TASK DETAILS:
In the entries below, count every line with the string "JSON". State the count and nothing else.

Records excerpted from a collection:
****************************************

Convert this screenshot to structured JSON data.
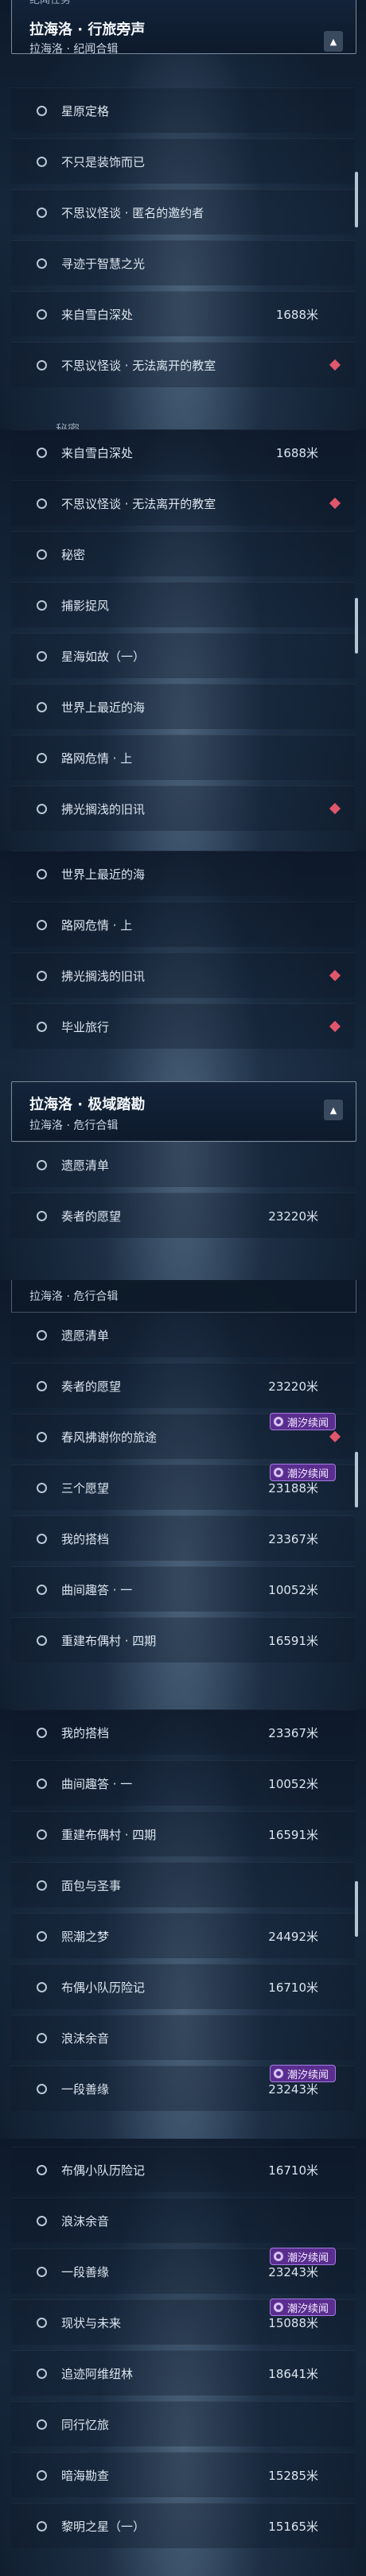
{
  "top_tab": "纪闻任务",
  "groups": {
    "laihailuo_xinglv": {
      "title": "拉海洛 · 行旅旁声",
      "subtitle": "拉海洛 · 纪闻合辑"
    },
    "laihailuo_jiyu": {
      "title": "拉海洛 · 极域踏勘",
      "subtitle": "拉海洛 · 危行合辑"
    }
  },
  "partial_label": "秘密",
  "tag_label": "潮汐续闻",
  "strips": [
    {
      "rows": [
        {
          "label": "星原定格",
          "dist": "",
          "marker": false
        },
        {
          "label": "不只是装饰而已",
          "dist": "",
          "marker": false
        },
        {
          "label": "不思议怪谈 · 匿名的邀约者",
          "dist": "",
          "marker": false
        },
        {
          "label": "寻迹于智慧之光",
          "dist": "",
          "marker": false
        },
        {
          "label": "来自雪白深处",
          "dist": "1688米",
          "marker": false
        },
        {
          "label": "不思议怪谈 · 无法离开的教室",
          "dist": "",
          "marker": true
        }
      ]
    },
    {
      "rows": [
        {
          "label": "来自雪白深处",
          "dist": "1688米",
          "marker": false
        },
        {
          "label": "不思议怪谈 · 无法离开的教室",
          "dist": "",
          "marker": true
        },
        {
          "label": "秘密",
          "dist": "",
          "marker": false
        },
        {
          "label": "捕影捉风",
          "dist": "",
          "marker": false
        },
        {
          "label": "星海如故（一）",
          "dist": "",
          "marker": false
        },
        {
          "label": "世界上最近的海",
          "dist": "",
          "marker": false
        },
        {
          "label": "路网危情 · 上",
          "dist": "",
          "marker": false
        },
        {
          "label": "拂光搁浅的旧讯",
          "dist": "",
          "marker": true
        }
      ]
    },
    {
      "rows": [
        {
          "label": "世界上最近的海",
          "dist": "",
          "marker": false
        },
        {
          "label": "路网危情 · 上",
          "dist": "",
          "marker": false
        },
        {
          "label": "拂光搁浅的旧讯",
          "dist": "",
          "marker": true
        },
        {
          "label": "毕业旅行",
          "dist": "",
          "marker": true
        }
      ],
      "rows2": [
        {
          "label": "遗愿清单",
          "dist": "",
          "marker": false
        },
        {
          "label": "奏者的愿望",
          "dist": "23220米",
          "marker": false
        }
      ]
    },
    {
      "rows": [
        {
          "label": "遗愿清单",
          "dist": "",
          "marker": false
        },
        {
          "label": "奏者的愿望",
          "dist": "23220米",
          "marker": false
        },
        {
          "label": "春风拂谢你的旅途",
          "dist": "",
          "marker": true,
          "tag": true
        },
        {
          "label": "三个愿望",
          "dist": "23188米",
          "marker": false,
          "tag": true
        },
        {
          "label": "我的搭档",
          "dist": "23367米",
          "marker": false
        },
        {
          "label": "曲间趣答 · 一",
          "dist": "10052米",
          "marker": false
        },
        {
          "label": "重建布偶村 · 四期",
          "dist": "16591米",
          "marker": false
        }
      ]
    },
    {
      "rows": [
        {
          "label": "我的搭档",
          "dist": "23367米",
          "marker": false
        },
        {
          "label": "曲间趣答 · 一",
          "dist": "10052米",
          "marker": false
        },
        {
          "label": "重建布偶村 · 四期",
          "dist": "16591米",
          "marker": false
        },
        {
          "label": "面包与圣事",
          "dist": "",
          "marker": false
        },
        {
          "label": "熙潮之梦",
          "dist": "24492米",
          "marker": false
        },
        {
          "label": "布偶小队历险记",
          "dist": "16710米",
          "marker": false
        },
        {
          "label": "浪沫余音",
          "dist": "",
          "marker": false
        },
        {
          "label": "一段善缘",
          "dist": "23243米",
          "marker": false,
          "tag": true
        }
      ]
    },
    {
      "rows": [
        {
          "label": "布偶小队历险记",
          "dist": "16710米",
          "marker": false
        },
        {
          "label": "浪沫余音",
          "dist": "",
          "marker": false
        },
        {
          "label": "一段善缘",
          "dist": "23243米",
          "marker": false,
          "tag": true
        },
        {
          "label": "现状与未来",
          "dist": "15088米",
          "marker": false,
          "tag": true
        },
        {
          "label": "追迹阿维纽林",
          "dist": "18641米",
          "marker": false
        },
        {
          "label": "同行忆旅",
          "dist": "",
          "marker": false
        },
        {
          "label": "暗海勘查",
          "dist": "15285米",
          "marker": false
        },
        {
          "label": "黎明之星（一）",
          "dist": "15165米",
          "marker": false
        }
      ]
    }
  ]
}
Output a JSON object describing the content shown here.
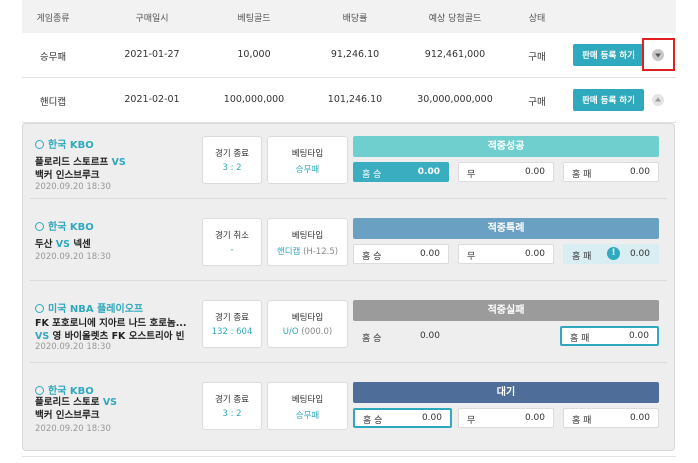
{
  "table": {
    "headers": [
      "게임종류",
      "구매일시",
      "베팅골드",
      "배당률",
      "예상 당첨골드",
      "상태"
    ],
    "rows": [
      {
        "game_type": "승무패",
        "date": "2021-01-27",
        "bet_gold": "10,000",
        "odds": "91,246.10",
        "expected_gold": "912,461,000",
        "status": "구매",
        "sell_label": "판매 등록 하기",
        "toggle": "expand"
      },
      {
        "game_type": "핸디캡",
        "date": "2021-02-01",
        "bet_gold": "100,000,000",
        "odds": "101,246.10",
        "expected_gold": "30,000,000,000",
        "status": "구매",
        "sell_label": "판매 등록 하기",
        "toggle": "collapse"
      }
    ]
  },
  "matches": [
    {
      "league": "한국 KBO",
      "team_line1": "플로리드 스토르프",
      "vs_line1": "VS",
      "team_line2": "백커 인스브루크",
      "vs_line2": "",
      "datetime": "2020.09.20  18:30",
      "game_status": "경기 종료",
      "score": "3 : 2",
      "bet_type_label": "베팅타입",
      "bet_type": "승무패",
      "bet_type_extra": "",
      "result": "적중성공",
      "result_color": "#6fcfcf",
      "odds": [
        {
          "label": "홈 승",
          "value": "0.00"
        },
        {
          "label": "무",
          "value": "0.00"
        },
        {
          "label": "홈 패",
          "value": "0.00"
        }
      ]
    },
    {
      "league": "한국 KBO",
      "team_line1": "두산",
      "vs_line1": "VS",
      "team_line1b": "넥센",
      "team_line2": "",
      "vs_line2": "",
      "datetime": "2020.09.20  18:30",
      "game_status": "경기 취소",
      "score": "-",
      "bet_type_label": "베팅타입",
      "bet_type": "핸디캡",
      "bet_type_extra": "(H-12.5)",
      "result": "적중특례",
      "result_color": "#6aa1c2",
      "odds": [
        {
          "label": "홈 승",
          "value": "0.00"
        },
        {
          "label": "무",
          "value": "0.00"
        },
        {
          "label": "홈 패",
          "value": "0.00",
          "badge": "!"
        }
      ]
    },
    {
      "league": "미국 NBA 플레이오프",
      "team_line1": "FK 포호로니에 지아르 나드 호로놈...",
      "vs_line1": "",
      "team_line2": "영 바이올렛츠 FK 오스트리아 빈",
      "vs_line2": "VS",
      "datetime": "2020.09.20  18:30",
      "game_status": "경기 종료",
      "score": "132 : 604",
      "bet_type_label": "베팅타입",
      "bet_type": "U/O",
      "bet_type_extra": "(000.0)",
      "result": "적중실패",
      "result_color": "#9b9b9b",
      "odds": [
        {
          "label": "홈 승",
          "value": "0.00"
        },
        {
          "label": "홈 패",
          "value": "0.00"
        }
      ]
    },
    {
      "league": "한국 KBO",
      "team_line1": "플로리드 스토로",
      "vs_line1": "VS",
      "team_line2": "백커 인스브루크",
      "vs_line2": "",
      "datetime": "2020.09.20  18:30",
      "game_status": "경기 종료",
      "score": "3 : 2",
      "bet_type_label": "베팅타입",
      "bet_type": "승무패",
      "bet_type_extra": "",
      "result": "대기",
      "result_color": "#4e6d99",
      "odds": [
        {
          "label": "홈 승",
          "value": "0.00"
        },
        {
          "label": "무",
          "value": "0.00"
        },
        {
          "label": "홈 패",
          "value": "0.00"
        }
      ]
    }
  ]
}
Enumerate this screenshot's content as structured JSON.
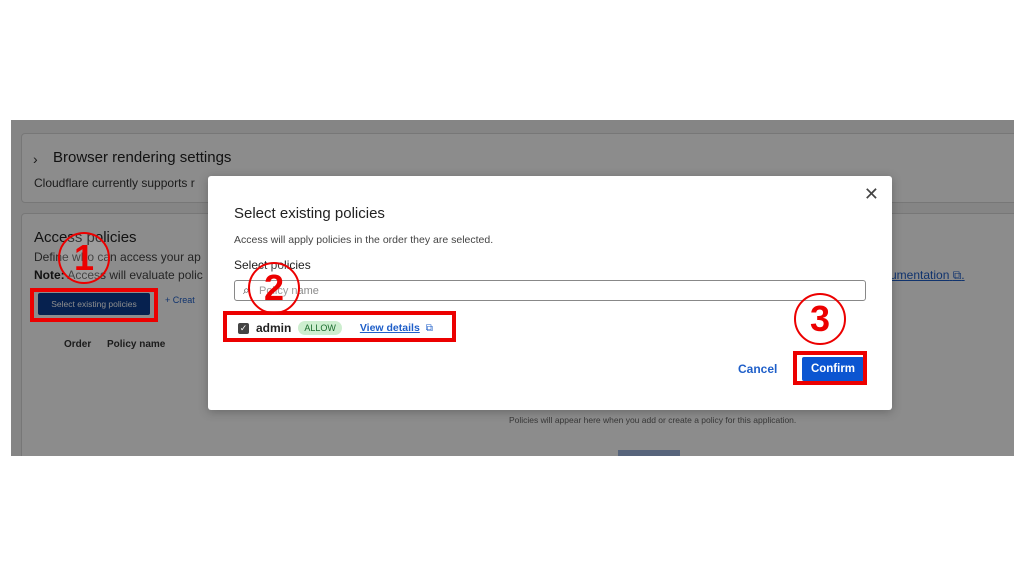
{
  "background": {
    "browser_rendering": {
      "title": "Browser rendering settings",
      "text": "Cloudflare currently supports r"
    },
    "access_policies": {
      "title": "Access policies",
      "description": "Define who can access your ap",
      "note_prefix": "Note:",
      "note": " Access will evaluate polic",
      "documentation_link": "cumentation",
      "select_button": "Select existing policies",
      "create_button": "+ Creat",
      "columns": [
        "Order",
        "Policy name"
      ],
      "empty_text": "Policies will appear here when you add or create a policy for this application."
    }
  },
  "modal": {
    "title": "Select existing policies",
    "description": "Access will apply policies in the order they are selected.",
    "select_label": "Select policies",
    "search_placeholder": "Policy name",
    "policies": [
      {
        "name": "admin",
        "badge": "ALLOW",
        "link": "View details",
        "checked": true
      }
    ],
    "cancel": "Cancel",
    "confirm": "Confirm"
  },
  "annotations": {
    "step1": "1",
    "step2": "2",
    "step3": "3"
  },
  "colors": {
    "highlight": "#ec0000",
    "primary_button": "#0b55d1",
    "link": "#1f5fc9",
    "allow_badge": "#cdeecf"
  },
  "icons": [
    "chevron-right-icon",
    "close-icon",
    "search-icon",
    "checkbox-checked-icon",
    "external-link-icon"
  ]
}
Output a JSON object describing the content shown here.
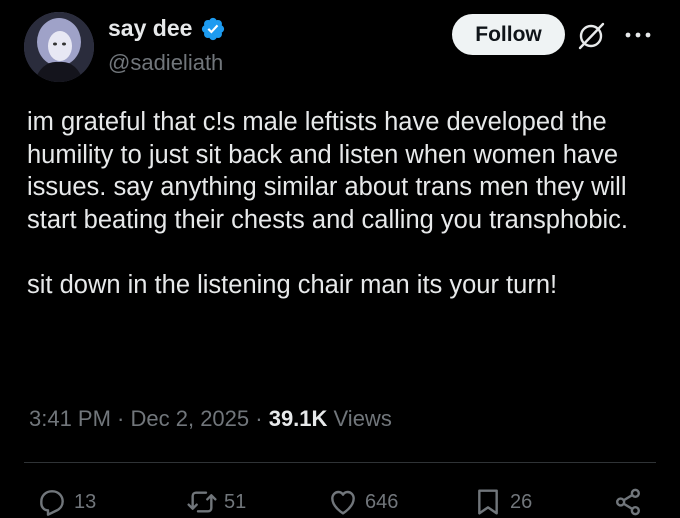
{
  "author": {
    "display_name": "say dee",
    "handle": "@sadieliath",
    "verified_icon": "verified-badge-icon"
  },
  "header": {
    "follow_label": "Follow",
    "grok_icon": "grok-icon",
    "more_icon": "more-icon"
  },
  "tweet": {
    "paragraphs": [
      "im grateful that c!s male leftists have developed the humility to just sit back and listen when women have issues. say anything similar about trans men they will start beating their chests and calling you transphobic.",
      "sit down in the listening chair man its your turn!"
    ]
  },
  "meta": {
    "time": "3:41 PM",
    "sep1": " · ",
    "date": "Dec 2, 2025",
    "sep2": " · ",
    "views_count": "39.1K",
    "views_label": " Views"
  },
  "actions": {
    "replies": "13",
    "reposts": "51",
    "likes": "646",
    "bookmarks": "26"
  },
  "colors": {
    "background": "#000000",
    "text": "#e7e9ea",
    "muted": "#71767b",
    "verified": "#1d9bf0",
    "follow_bg": "#eff3f4"
  }
}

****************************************

TASK RESPONSE:
4